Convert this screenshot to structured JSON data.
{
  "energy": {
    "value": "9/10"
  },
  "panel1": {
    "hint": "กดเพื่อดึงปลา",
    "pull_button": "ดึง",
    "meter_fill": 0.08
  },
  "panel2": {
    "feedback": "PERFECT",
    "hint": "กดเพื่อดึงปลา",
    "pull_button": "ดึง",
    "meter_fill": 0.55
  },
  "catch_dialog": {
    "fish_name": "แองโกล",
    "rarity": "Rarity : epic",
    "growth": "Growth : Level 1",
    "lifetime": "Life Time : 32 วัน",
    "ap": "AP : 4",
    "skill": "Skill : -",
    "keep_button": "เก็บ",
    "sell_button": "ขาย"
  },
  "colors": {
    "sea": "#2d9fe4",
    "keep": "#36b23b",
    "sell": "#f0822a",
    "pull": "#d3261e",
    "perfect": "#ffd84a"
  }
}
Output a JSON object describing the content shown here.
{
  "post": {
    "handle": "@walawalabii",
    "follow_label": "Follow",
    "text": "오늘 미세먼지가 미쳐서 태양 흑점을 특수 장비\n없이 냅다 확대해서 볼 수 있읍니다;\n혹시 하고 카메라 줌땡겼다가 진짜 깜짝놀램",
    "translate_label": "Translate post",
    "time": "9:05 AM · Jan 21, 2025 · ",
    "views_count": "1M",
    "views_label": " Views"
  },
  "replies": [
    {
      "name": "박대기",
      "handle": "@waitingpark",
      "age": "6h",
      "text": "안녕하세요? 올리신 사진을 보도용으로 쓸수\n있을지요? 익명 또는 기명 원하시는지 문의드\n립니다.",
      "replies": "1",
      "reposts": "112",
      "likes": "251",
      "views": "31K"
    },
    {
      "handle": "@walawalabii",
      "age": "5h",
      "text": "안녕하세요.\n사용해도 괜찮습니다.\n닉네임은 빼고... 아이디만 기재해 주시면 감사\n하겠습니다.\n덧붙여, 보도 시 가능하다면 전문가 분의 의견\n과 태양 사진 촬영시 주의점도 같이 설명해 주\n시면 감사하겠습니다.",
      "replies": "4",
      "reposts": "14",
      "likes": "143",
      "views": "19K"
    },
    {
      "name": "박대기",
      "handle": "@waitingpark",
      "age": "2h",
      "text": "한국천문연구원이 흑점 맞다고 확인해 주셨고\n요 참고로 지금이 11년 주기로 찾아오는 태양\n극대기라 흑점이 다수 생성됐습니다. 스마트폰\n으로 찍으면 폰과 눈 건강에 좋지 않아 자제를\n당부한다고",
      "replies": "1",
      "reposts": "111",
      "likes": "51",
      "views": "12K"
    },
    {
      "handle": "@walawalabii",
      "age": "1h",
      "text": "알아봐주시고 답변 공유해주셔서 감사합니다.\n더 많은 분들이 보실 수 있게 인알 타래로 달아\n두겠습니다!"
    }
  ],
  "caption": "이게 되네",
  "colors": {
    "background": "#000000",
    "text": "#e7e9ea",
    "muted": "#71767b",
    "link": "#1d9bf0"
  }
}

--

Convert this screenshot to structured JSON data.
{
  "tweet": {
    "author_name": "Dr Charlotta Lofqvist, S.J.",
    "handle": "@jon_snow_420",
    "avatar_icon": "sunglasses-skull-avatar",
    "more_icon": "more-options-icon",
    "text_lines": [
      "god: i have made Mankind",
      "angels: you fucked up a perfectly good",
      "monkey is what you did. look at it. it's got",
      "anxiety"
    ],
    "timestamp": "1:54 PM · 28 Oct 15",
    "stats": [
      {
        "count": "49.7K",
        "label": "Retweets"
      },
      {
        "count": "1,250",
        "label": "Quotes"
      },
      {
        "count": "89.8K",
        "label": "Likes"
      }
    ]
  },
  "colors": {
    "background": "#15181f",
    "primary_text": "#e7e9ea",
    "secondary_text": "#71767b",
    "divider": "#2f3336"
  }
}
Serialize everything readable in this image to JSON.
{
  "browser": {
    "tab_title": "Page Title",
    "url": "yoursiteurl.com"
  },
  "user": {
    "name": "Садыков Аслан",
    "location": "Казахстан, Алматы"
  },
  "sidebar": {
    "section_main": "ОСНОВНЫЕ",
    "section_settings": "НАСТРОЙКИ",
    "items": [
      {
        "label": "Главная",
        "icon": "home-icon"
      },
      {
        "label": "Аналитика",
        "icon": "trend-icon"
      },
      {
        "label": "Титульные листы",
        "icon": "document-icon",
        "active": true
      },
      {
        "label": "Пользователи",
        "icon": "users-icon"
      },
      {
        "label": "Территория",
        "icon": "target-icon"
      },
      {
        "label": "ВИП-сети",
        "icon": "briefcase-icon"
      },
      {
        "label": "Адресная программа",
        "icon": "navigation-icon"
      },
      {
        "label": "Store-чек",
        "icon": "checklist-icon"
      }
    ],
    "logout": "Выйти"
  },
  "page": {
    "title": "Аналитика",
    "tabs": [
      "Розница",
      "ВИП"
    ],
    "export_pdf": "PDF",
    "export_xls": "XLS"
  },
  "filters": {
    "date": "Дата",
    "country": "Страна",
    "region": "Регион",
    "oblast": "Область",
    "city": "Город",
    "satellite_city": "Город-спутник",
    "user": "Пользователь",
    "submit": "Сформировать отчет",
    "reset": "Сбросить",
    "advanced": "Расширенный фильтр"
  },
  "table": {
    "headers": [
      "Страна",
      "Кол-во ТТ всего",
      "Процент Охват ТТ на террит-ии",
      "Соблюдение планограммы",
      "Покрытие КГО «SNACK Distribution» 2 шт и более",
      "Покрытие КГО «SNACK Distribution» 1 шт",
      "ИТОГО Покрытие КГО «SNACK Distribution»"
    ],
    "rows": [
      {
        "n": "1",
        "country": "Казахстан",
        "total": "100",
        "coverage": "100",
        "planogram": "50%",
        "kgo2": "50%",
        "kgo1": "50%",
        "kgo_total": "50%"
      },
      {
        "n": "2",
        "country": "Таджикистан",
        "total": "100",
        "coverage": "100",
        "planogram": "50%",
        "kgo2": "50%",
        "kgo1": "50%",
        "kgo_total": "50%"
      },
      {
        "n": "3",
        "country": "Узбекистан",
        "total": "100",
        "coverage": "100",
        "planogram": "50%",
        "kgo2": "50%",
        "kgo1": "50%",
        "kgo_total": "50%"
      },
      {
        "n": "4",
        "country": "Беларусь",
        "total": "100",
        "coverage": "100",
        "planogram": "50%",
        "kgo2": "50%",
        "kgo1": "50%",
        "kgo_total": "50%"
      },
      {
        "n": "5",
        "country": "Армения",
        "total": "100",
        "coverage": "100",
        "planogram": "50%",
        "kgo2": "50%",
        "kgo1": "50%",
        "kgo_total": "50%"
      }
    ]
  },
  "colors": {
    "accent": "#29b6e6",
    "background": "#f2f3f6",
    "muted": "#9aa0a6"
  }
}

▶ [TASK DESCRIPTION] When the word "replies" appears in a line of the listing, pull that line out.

▶ [YOUR RESPONSE]
  "replies": [
      "replies": "1",
      "replies": "4",
      "replies": "1",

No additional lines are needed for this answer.